* [Description of the task]:
Among the entries below, find each line with "title" and show it.

↓↓↓

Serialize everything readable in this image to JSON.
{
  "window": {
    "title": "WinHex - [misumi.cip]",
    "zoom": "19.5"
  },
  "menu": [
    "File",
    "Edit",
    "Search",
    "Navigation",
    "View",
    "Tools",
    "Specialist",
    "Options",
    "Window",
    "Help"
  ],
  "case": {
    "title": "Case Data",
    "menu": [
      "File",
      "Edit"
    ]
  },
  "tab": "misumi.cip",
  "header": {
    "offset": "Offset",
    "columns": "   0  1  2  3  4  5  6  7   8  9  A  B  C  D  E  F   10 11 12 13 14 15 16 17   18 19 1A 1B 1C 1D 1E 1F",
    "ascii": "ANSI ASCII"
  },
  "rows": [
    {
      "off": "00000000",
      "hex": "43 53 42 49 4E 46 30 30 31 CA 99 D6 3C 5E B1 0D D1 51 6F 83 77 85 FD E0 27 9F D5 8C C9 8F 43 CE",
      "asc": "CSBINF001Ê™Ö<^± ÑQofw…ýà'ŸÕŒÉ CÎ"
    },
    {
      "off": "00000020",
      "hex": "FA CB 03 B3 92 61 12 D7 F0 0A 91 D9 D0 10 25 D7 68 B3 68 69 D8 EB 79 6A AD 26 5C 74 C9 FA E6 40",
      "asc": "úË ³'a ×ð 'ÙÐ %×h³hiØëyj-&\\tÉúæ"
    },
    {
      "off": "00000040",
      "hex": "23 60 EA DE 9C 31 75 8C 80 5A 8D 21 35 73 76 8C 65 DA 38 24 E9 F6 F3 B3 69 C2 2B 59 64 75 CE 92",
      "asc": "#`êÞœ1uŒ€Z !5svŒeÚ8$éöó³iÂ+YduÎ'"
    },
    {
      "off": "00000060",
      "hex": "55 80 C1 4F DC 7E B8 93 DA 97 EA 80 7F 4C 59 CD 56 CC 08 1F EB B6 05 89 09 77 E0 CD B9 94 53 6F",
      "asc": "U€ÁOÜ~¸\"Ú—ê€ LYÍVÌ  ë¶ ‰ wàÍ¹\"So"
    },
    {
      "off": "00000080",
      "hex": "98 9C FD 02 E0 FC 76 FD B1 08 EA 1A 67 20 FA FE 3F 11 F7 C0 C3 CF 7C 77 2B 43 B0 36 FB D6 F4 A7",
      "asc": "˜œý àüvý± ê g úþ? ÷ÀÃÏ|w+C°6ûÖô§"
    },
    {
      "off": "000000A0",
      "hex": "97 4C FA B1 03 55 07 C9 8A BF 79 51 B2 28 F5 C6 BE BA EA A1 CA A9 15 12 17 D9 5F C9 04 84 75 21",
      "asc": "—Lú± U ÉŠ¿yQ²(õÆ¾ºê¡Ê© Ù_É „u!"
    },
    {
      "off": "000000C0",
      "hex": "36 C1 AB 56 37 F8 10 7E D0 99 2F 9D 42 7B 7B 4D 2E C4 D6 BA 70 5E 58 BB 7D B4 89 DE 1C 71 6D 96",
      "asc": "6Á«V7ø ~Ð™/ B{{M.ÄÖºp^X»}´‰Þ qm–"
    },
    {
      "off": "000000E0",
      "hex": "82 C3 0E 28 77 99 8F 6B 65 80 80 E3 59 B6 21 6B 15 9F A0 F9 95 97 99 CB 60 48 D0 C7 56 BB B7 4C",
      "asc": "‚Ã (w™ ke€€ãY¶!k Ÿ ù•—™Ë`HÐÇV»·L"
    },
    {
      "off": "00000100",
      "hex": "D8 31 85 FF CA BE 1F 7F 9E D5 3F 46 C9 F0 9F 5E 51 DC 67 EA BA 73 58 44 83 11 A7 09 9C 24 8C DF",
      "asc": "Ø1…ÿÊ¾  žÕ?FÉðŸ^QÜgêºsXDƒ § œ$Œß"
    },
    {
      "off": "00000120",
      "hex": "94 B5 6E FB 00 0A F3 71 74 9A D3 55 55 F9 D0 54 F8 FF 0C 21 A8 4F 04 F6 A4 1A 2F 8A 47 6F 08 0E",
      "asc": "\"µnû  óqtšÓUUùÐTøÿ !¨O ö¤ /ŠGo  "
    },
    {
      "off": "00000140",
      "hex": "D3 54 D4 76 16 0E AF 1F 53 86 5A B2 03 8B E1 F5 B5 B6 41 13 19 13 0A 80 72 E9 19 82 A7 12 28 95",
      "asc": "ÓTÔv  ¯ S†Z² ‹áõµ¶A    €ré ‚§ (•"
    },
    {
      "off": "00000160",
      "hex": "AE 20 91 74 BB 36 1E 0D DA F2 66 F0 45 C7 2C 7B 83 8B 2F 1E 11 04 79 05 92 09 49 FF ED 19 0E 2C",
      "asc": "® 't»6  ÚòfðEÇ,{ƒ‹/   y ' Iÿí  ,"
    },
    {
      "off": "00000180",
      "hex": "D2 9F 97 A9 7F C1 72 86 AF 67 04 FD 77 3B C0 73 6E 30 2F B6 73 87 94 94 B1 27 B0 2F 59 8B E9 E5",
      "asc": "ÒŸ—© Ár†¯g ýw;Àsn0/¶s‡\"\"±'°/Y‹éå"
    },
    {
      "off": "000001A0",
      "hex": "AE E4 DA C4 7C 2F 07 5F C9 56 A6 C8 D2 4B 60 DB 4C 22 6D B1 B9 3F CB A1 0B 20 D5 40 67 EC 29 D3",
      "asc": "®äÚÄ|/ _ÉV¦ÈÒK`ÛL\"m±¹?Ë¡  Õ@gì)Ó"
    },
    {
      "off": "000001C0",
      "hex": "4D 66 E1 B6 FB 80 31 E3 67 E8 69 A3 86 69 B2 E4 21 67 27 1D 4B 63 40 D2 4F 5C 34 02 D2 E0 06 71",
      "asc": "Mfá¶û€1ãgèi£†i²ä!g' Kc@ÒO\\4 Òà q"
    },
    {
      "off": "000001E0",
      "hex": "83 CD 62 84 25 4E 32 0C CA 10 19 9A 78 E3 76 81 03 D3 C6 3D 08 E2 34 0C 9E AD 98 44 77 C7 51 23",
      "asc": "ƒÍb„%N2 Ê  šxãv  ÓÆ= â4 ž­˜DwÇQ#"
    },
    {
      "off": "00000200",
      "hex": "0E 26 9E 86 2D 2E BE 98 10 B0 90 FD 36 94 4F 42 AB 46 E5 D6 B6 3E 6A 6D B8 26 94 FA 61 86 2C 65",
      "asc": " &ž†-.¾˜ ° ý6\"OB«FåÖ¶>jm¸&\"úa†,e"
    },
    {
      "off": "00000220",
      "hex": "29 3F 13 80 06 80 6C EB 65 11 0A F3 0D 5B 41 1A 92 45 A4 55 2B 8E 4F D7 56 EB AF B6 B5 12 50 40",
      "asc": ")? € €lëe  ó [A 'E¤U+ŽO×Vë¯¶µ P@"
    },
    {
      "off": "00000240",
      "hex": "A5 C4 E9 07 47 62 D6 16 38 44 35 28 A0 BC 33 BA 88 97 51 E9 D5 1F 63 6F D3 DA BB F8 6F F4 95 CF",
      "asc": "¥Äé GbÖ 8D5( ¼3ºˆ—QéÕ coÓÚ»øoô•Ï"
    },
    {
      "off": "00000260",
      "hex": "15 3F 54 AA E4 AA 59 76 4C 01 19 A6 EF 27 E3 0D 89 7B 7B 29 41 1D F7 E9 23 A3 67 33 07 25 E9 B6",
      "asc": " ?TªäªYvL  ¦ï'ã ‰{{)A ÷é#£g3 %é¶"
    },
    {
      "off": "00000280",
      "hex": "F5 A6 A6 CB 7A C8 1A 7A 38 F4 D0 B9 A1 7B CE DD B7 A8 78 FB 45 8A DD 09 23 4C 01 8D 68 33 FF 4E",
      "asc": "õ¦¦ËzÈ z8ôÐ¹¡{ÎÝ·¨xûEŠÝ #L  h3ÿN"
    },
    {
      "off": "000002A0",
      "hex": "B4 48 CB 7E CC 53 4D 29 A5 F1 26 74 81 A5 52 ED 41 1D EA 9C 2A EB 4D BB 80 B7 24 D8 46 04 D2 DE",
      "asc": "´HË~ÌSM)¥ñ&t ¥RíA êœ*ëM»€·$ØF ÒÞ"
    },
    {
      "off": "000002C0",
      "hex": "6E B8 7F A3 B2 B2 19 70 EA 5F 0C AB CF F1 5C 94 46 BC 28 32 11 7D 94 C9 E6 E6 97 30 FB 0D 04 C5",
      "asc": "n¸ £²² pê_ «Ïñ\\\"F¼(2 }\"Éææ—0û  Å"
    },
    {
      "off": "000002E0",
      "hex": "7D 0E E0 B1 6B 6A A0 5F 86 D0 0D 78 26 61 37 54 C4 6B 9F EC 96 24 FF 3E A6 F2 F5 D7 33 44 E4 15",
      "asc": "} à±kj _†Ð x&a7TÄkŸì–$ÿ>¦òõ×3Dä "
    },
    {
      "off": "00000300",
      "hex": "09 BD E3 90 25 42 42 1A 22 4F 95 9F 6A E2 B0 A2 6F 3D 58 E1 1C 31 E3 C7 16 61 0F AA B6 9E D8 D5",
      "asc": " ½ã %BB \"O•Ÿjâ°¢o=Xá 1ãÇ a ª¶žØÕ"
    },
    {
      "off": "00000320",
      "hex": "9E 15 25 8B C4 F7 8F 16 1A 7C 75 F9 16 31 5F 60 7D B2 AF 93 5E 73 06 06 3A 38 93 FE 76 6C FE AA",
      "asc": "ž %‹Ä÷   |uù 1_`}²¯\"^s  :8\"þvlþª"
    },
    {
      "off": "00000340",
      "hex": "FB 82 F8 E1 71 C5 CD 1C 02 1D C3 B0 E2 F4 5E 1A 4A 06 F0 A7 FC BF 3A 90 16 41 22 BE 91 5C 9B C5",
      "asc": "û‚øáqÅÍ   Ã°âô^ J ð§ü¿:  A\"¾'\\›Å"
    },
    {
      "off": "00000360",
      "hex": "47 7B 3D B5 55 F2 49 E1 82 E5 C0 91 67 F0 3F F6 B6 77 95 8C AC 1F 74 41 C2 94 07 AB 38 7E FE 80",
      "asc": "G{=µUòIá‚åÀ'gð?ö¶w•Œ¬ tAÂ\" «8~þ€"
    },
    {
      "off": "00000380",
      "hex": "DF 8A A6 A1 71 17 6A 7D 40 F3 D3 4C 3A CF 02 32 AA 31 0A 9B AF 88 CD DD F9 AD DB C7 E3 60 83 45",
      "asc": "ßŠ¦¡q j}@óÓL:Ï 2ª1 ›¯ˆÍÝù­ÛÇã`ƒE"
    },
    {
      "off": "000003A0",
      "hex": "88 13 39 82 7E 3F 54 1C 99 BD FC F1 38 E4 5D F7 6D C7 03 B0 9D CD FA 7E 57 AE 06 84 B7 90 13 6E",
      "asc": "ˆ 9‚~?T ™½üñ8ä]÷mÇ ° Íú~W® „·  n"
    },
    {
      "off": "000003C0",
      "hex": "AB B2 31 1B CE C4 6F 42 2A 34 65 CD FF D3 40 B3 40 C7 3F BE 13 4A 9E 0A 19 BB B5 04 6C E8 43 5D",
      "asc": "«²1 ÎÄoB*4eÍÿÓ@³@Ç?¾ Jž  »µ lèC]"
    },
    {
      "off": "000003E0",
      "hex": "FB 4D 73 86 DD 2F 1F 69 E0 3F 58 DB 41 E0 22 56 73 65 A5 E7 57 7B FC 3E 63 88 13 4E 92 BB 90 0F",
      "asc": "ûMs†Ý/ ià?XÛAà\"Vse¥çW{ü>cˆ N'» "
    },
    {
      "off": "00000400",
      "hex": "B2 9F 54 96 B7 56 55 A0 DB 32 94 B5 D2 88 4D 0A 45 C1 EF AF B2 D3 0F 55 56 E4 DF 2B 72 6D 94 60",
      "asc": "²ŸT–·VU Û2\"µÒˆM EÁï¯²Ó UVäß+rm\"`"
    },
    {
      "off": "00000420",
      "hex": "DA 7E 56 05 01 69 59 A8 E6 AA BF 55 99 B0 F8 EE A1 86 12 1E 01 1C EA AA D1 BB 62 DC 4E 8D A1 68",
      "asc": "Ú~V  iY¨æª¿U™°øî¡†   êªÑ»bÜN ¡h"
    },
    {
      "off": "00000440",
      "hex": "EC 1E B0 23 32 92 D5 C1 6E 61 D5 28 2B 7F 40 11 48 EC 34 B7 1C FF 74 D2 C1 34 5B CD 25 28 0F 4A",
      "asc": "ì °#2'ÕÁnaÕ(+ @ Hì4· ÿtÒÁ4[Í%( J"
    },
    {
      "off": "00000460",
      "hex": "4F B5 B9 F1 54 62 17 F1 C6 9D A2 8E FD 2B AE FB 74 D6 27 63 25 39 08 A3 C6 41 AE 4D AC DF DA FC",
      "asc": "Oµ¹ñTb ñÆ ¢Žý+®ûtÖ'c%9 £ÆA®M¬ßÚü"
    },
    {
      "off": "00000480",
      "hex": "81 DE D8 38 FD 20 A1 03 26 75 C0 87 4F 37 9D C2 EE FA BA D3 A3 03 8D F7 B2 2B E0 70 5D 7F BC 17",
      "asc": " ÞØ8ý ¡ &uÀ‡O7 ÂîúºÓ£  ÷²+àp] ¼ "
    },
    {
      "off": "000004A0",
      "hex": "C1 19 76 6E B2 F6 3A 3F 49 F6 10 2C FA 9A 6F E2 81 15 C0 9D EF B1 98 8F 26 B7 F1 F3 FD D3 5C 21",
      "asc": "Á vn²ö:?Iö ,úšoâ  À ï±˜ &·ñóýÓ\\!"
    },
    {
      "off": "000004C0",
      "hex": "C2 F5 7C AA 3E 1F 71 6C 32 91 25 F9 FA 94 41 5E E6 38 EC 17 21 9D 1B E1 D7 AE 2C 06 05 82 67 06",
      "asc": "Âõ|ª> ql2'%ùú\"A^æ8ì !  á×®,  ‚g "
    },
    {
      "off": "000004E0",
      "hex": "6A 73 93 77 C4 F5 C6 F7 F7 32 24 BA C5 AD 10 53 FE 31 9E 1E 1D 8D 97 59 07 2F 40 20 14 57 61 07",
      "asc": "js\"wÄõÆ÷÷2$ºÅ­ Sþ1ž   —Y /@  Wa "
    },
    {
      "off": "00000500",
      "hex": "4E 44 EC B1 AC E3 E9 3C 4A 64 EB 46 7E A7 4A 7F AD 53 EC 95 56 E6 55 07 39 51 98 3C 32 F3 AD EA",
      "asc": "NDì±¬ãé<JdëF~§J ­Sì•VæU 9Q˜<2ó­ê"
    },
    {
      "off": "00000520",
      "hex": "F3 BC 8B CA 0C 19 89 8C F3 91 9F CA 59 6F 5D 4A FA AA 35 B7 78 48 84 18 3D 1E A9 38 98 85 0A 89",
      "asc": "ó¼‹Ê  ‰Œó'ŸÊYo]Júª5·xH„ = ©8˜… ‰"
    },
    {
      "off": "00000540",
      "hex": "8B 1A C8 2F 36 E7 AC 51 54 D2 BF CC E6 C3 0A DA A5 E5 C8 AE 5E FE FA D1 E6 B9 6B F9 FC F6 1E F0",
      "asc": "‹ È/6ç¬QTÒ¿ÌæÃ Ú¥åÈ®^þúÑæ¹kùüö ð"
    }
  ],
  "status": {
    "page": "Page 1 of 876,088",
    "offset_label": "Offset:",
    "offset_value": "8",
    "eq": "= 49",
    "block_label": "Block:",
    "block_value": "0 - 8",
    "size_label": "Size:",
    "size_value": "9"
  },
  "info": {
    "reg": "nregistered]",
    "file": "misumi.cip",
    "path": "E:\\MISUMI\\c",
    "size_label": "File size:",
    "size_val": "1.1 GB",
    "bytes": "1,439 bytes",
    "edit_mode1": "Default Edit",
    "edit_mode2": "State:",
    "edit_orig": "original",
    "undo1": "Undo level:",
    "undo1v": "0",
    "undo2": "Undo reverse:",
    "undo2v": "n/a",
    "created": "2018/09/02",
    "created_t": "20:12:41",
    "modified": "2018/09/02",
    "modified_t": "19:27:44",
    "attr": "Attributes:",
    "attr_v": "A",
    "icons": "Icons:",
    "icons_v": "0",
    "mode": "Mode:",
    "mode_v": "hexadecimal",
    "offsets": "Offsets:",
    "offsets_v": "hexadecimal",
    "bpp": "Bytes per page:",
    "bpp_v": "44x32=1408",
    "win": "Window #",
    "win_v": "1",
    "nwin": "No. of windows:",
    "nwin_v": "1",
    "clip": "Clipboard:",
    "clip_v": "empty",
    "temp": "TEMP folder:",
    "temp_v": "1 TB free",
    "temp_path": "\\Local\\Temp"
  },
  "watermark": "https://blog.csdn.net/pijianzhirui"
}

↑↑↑

* [Expected output]:
    "title": "WinHex - [misumi.cip]",
    "title": "Case Data",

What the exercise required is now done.